ATLAS Update 7

2013 MAR 30

[ATLAS Principal Investigator Dr. John Tonry and a correctly sized image of one of the telescope designs. Image credit: Louise Good, University of Hawaii Institute for Astronomy.]

ATLAS Principal Investigator Dr. John Tonry
and a correctly sized image of one of the
telescope designs.

Progress on ATLAS is ramping up just three months into funding from NASA's Near Earth Object Observations program.

TELESCOPE: The team recently sent out a Request for Information (RFI) to solicit ideas from telescope manufacturers on how best to achieve ATLAS' ambitious survey goals. We received about a dozen innovative responses, possibly helped by the public interest in the Chelyabinsk meteor and damage.

Building on these responses, yesterday (March 29) we sent out a Request for Proposals (RFP), which describes the telescope specifications required by ATLAS. We hope within a month to have several proposals for consideration and to make a decision soon after.

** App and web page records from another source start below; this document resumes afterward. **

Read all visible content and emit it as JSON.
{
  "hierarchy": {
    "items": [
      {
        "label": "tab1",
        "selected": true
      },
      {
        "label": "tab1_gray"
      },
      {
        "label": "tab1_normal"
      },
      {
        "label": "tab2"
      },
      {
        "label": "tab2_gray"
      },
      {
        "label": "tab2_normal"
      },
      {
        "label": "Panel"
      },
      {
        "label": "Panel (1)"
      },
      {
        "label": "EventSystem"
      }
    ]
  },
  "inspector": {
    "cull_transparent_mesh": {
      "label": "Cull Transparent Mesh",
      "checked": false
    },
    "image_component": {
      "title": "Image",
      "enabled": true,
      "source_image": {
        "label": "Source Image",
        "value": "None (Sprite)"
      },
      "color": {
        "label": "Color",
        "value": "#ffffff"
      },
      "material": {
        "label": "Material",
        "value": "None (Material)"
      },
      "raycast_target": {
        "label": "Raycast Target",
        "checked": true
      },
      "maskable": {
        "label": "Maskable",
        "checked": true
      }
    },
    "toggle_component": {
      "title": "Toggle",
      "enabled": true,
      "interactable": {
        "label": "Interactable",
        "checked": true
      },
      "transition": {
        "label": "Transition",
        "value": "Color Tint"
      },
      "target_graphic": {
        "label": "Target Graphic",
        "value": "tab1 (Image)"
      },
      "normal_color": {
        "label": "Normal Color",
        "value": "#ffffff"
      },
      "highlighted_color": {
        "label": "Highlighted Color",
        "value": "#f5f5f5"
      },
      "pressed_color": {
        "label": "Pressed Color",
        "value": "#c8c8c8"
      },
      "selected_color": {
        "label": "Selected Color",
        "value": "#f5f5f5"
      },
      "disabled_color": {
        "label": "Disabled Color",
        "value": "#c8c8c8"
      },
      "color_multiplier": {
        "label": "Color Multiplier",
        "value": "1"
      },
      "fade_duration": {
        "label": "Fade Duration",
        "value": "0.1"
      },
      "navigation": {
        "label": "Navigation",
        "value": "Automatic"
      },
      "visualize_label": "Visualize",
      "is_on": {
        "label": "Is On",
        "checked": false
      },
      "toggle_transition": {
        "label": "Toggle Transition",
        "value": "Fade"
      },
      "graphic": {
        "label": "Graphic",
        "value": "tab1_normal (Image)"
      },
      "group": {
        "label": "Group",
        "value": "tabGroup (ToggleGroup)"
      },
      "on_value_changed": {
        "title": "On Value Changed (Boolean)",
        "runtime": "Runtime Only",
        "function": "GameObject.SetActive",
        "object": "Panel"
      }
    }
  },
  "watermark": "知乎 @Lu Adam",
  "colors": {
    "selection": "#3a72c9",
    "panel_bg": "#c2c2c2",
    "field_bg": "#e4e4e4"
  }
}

When a decision on the telescope is made, the design of the camera, mount, and observatory will fall into place and we hope to report on those developments in our next update. The team expects construction to begin in mid-May with the goal of surveying the night sky for incoming asteroids by 2015.

PERSONNEL: In January we advertised for senior and junior software engineers, and for a post-doc (a PhD graduate). Larry Denneau has accepted the senior software engineer position and is already working on ATLAS with a view to ramping up to full-time within a few months; we can't imagine a more valuable addition to the team. Larry has more than 25 years of experience, which includes developing and managing the Pan-STARRS Moving Object Processing System for the past 8 years. Applications for the junior engineer and post-doc positions close tomorrow (March 31); we expect to make offers in early April.

LOCATION: We are still evaluating different locations for the telescopes. ATLAS does not require a superb "seeing" site; we care more about dark and clear sky. We also look at cost, Internet access, power, wind patterns, cloudiness, precipitation, and permitting. The best site may not always be the most obvious.

OTHER DEVELOPMENTS: Finally, in the "not exciting but very important”" category, we are developing our operations and software flowcharts. These ensure that everyone working on the project stays on track with how to move forward with questions such as:

Planning these details upfront will save time, energy and discussion as ATLAS moves forward.

Thank you for your interest in the ATLAS project.